Rarely does China express its opinions on global politics vocally. But in the case of politicization of FATF, it has minced no words. It strongly expressed its indignation over the blatant display of politics in FATF and pointed towards the USA and India as the ones attempting to exert their influence on FATF proceedings.
"China does not want FATF to be politicised by any single country. There are some countries, which want to include Pakistan in the blacklist. We consider they have political designs. That is something China is against. China stands for justice," Deputy Director General for Policy Planning of Chinese Ministry of Foreign Affair Department of Asian Affair is quoted as saying.
He further stated:"China stood with Pakistan and blocked any attempt to include Pakistan in the blacklist. We made it clear to the United States and India that we cannot do it. It goes beyond the purpose of FATF."
He added that FATF was not meant to put any country in the blacklist, rather to support it to take action against terror financing.
"China will help [Pakistan] technically and politically to improve its system," he added.
Besides China, Turkey and Malaysia also supported the country in the FATF meeting held last October. According to the 36-member FATF's Charter, the support of at least three countries is required to keep any state from being blacklisted.
The Financial Action Task Force (FATF) is an inter-governmental body established in 1989 by the Ministers of its Member jurisdictions. The objectives of the FATF are to set standards and promote effective implementation of legal, regulatory and operational measures for combating money laundering, terrorist financing and other related threats to the integrity of the international financial system. The FATF is therefore a "policy-making body".
But like the World Bank and IMF, FATF too has been politicised and often used as political leverage by World powers to seek compliance from weaker nations. The political objectives of India and the USA in the region are well known and Pakistan's firm stand on a number of issues is considered as an obstacle in their way.
The inclusion of FATF conditionality in IMF agreement with Pakistan and linking of the two is not without a mala fide purpose. Pakistan is now facing the pinch of it and has asked IMF to relax conditionalities under the $6 billion Extended Fund Facility (EFF) relating to the Financial Action Task Force (FATF) and issuance of sovereign guarantees to help raise over $4bn from domestic and international markets.
Pakistan has budgeted about $3bn bonds (about Rs 450 billion) - Islamic Sukuk and Eurobond - to be launched in the international capital markets during the current fiscal year to meet targets under the EFF for foreign inflows. Separately, the government has planned to raise about Rs200bn from domestic Islamic banks for the power sector to scale down circular debt.
Likewise, the government negotiated Islamic financing worth around Rs200bn for the power sector from domestic banks in recent months on top of another Rs200bn secured earlier this year.

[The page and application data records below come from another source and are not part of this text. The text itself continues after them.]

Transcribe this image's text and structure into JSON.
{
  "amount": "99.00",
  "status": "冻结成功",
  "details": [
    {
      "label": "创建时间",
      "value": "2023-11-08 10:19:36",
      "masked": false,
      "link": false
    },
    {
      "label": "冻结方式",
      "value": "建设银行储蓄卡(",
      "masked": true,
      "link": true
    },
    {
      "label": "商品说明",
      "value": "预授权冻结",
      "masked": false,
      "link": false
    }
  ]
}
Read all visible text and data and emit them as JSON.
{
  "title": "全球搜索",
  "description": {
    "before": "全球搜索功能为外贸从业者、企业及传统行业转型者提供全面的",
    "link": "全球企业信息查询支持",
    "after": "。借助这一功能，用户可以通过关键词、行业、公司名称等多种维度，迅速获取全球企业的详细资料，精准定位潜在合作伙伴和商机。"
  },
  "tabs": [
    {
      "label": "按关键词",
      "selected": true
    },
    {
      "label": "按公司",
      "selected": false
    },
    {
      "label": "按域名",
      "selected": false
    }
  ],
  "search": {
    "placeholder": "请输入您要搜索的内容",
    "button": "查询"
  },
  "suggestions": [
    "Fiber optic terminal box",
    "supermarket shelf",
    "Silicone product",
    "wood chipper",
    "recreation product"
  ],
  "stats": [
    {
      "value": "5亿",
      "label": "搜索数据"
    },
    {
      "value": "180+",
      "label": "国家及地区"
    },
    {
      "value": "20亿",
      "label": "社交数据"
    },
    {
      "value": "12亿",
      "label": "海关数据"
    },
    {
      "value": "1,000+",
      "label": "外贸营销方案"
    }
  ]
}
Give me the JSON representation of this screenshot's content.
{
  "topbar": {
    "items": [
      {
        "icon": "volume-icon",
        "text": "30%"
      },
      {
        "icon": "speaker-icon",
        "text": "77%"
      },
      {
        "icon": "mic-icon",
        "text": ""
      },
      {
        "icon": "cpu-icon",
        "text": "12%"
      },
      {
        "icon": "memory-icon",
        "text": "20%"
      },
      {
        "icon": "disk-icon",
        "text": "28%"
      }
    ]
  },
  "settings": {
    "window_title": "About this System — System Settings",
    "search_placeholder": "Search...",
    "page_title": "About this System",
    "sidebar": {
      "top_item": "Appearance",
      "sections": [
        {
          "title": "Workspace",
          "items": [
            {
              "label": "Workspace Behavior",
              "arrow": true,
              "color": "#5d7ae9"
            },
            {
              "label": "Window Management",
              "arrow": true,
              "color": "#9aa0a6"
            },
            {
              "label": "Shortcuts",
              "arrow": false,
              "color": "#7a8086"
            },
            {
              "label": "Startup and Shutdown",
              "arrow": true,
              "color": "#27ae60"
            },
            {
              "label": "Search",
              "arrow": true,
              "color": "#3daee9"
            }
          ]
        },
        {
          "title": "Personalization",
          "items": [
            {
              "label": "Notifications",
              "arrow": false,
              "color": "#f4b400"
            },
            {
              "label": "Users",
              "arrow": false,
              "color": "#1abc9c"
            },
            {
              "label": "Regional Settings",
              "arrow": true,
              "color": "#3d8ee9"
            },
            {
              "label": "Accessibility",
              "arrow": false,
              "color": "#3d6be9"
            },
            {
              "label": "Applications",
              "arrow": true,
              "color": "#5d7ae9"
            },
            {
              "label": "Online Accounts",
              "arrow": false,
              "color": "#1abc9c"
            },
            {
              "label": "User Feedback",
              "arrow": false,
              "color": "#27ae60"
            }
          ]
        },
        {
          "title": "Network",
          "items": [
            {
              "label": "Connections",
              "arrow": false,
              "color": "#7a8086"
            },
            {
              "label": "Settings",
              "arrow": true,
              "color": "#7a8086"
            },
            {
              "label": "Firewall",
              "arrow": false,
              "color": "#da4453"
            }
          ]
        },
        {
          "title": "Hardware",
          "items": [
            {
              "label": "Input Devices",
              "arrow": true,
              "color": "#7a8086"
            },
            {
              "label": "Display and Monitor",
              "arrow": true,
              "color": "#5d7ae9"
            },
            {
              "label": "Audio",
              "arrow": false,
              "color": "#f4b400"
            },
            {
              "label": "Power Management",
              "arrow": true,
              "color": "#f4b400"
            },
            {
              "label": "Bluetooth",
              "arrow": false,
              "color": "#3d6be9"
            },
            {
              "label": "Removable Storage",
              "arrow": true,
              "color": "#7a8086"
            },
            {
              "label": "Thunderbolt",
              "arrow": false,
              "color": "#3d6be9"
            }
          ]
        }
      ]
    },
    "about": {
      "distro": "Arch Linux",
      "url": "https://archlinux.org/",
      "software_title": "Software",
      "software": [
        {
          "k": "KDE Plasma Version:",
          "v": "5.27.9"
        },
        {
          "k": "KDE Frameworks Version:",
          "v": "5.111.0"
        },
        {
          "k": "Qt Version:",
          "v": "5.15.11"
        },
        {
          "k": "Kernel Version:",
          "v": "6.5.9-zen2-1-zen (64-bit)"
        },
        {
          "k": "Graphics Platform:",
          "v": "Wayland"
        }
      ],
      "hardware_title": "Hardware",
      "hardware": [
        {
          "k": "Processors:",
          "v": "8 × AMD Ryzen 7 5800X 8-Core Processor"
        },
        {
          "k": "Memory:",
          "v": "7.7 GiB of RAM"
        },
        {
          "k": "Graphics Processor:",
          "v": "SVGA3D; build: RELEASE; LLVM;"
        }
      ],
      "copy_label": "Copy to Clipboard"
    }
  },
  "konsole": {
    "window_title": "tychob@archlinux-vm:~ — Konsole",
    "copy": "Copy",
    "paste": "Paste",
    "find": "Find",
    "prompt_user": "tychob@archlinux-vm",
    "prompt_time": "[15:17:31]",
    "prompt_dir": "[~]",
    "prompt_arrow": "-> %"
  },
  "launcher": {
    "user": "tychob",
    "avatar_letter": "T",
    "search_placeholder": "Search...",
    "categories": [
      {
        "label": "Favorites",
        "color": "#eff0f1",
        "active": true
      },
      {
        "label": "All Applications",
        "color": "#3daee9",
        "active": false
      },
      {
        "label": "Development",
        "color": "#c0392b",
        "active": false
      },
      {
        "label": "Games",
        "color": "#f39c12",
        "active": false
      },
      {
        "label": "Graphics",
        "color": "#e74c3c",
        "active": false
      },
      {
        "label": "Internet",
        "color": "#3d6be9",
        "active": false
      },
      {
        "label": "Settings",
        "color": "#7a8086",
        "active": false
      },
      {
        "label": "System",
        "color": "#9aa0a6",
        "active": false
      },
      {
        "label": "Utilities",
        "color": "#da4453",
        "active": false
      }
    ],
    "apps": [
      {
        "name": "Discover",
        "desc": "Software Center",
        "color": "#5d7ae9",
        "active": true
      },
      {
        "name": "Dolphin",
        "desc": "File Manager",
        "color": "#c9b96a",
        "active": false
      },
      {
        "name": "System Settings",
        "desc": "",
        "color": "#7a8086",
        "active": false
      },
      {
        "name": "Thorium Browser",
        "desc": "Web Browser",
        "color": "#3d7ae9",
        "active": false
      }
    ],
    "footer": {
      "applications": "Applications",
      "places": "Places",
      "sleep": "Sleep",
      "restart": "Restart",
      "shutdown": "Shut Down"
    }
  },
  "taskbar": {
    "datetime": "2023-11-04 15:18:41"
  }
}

But all these transactions are checkmated by the IMF conditionalities as part of the 39-month EFF. One of the structural benchmarks under the IMF programme is for Pakistan to "adopt measures to strengthen the effectiveness of AML/CFT (anti-money laundering/combating the financing of terrorism) framework to support the country's efforts to exit the FATF list of jurisdictions with serious deficiencies by the end of October 2019"
Pakistan missed this timeline as FATF again asked it to do more and gave it another three months to comply with what FATF expects it to do. This appears to be a sheer politicized move and China has well understood the motives behind it.
In today's world of politics, double standards are being blatantly displayed by global regulators - be it the United Nations, FATF and similar. These institutions no longer serve the purpose they were mandated to serve and have become meaningless.
While money laundering, terrorist financing and other related threats to the integrity of the international financial system could well be home-based but a great part of it is influenced by abettors and beneficiaries located in effluent countries.
Pakistan has long suffered on account of ethnic and religious proxy wars waged on its soil by countries promoting their conflicting doctrines. Also, the money laundering and terrorist groups conveniently find safe havens and facilitators in these effluent countries. The responsibility of these countries to combat terror financing and money laundering cannot be ignored or condoned.
Pakistan is being cornered by India in FATF, whereas its own role in money laundering and terrorism in Pakistan is ignored by FATF.
Several scholars and legal experts criticize FATF as a "tool that powerful countries use to force their preferences on others" and to "paint non-compliant states as rogue and unreliable". In this regard, Pakistan needs to be more proactive. It has enough substantiated evidence to present its case to FATF to censure India for its role in terror financing in Pakistan.
PM Imran Khan in his address at the United Nations well exposed these fault-lines of discrimination and double standards in the world order. This needs to be expanded sufficiently to give a chance to emerging nations to survive with dignity.
It is a good time to bring around a change and a beginning can be made by having these deficiencies recognised as unfair acts. Countries like Pakistan, Malaysia and Turkey in today's world have stood up well against the unfair world order and can lead the way.
(The writer is former President of Overseas Investor' Chamber of Commerce and Industry)